Plaintiffs' breach of contract claims as to
Defendants' failure to maintain the canals have not
Duty to Maintain
have filed a Motion for Summary Judgment, arguing that
pursuant to the servitude agreements, they have no obligation
to maintain the canals. Plaintiffs have likewise filed a
Motion for Summary Judgment, seeking a holding that the
Defendants breached the servitude agreements by failing to
maintain the canals. This Court will consider these arguments
concurrently as they relate to each servitude agreement.
1953 Contracts, 1958 Contract, 1964 Contract and 1970
outlined in detail above, the 1953 Contracts, the 1958
Contract, the 1964 Contract, and the 1970 Contracts contain
substantially similar language. Each allow the canals to be
left “open” but contemplate a maximum width of
those canals. Both parties argue that these servitude
agreements are clear and unambiguous as to whether Defendants
have a duty to maintain the canals and canal banks.
point to the portions of the agreements that allow the canals
to be left “open.” They argue that this language
unambiguously evinces the parties understanding that
Defendants had no obligation to maintain the canal banks.
They argue that while the contracts provide for an obligation
to maintain the pipelines, there is no such obligation for

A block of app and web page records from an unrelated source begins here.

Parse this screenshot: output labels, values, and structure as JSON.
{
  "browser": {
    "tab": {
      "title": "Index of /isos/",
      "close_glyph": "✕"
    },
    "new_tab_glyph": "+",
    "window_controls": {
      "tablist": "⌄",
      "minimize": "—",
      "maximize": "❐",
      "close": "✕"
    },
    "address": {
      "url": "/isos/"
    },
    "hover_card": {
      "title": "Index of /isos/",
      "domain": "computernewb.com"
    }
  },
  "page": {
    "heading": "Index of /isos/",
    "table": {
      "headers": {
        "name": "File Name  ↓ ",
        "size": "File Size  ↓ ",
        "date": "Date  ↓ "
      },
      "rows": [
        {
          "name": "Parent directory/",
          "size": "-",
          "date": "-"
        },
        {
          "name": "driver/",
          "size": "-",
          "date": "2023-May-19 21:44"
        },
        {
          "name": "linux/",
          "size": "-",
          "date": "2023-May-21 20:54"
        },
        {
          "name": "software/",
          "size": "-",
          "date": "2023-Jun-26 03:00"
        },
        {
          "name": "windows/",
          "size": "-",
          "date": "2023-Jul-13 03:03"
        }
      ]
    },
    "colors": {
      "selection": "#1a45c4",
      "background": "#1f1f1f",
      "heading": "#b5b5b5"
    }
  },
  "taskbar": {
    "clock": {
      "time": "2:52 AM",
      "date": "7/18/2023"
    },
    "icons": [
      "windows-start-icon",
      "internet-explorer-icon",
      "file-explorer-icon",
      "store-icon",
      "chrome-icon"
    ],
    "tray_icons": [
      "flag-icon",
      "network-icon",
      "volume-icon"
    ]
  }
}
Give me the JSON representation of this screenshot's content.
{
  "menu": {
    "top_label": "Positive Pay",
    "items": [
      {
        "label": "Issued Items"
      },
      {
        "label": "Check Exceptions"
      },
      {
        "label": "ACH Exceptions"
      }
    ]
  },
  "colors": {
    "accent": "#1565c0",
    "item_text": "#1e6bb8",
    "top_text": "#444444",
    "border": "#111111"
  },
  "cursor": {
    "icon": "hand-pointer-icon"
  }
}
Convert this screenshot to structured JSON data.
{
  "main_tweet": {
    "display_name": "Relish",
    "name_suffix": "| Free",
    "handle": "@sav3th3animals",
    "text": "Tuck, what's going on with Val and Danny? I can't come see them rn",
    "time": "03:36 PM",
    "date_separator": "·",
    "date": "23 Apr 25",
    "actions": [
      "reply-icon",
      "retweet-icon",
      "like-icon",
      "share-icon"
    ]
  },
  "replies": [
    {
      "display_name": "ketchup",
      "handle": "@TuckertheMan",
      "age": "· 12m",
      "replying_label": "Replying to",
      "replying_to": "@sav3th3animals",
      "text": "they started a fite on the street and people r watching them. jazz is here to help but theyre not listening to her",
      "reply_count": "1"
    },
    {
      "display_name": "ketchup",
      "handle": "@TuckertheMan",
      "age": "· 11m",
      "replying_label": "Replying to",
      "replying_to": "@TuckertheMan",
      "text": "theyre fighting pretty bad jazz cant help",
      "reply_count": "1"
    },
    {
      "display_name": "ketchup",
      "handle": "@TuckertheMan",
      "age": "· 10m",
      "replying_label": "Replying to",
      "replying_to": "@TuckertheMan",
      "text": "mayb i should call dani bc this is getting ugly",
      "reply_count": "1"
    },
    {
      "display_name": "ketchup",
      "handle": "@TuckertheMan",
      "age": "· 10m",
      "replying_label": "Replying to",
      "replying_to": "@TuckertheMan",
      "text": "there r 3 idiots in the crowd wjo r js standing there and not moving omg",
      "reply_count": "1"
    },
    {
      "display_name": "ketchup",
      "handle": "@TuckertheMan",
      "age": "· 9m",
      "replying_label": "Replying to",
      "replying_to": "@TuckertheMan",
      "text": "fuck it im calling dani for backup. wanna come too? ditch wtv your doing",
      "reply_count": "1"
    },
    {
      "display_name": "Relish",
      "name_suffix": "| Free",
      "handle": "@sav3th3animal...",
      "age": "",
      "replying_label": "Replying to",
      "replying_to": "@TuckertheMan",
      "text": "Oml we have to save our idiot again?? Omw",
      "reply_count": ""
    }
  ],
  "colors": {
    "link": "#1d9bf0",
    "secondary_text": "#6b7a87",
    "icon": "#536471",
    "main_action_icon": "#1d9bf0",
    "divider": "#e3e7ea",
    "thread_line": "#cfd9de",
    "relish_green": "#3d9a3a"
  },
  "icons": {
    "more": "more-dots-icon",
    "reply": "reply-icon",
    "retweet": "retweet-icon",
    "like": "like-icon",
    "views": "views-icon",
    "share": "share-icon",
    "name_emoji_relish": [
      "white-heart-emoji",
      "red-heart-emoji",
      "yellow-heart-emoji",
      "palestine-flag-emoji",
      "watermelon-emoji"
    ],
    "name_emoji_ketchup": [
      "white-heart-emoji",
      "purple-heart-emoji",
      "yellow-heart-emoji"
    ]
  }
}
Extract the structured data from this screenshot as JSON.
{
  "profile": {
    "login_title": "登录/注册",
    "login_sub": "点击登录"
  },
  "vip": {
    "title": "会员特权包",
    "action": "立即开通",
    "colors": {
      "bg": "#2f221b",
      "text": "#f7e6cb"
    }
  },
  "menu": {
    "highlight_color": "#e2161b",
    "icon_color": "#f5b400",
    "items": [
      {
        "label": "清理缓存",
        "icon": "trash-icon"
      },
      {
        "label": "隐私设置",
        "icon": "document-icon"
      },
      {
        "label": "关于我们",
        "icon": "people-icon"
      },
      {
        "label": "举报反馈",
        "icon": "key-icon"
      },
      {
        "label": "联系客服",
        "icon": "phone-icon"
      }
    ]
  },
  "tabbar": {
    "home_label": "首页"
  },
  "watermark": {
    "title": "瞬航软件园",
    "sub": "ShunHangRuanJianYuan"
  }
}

the canals. They also argue that although the contracts state
that the canals shall not exceed a certain width, this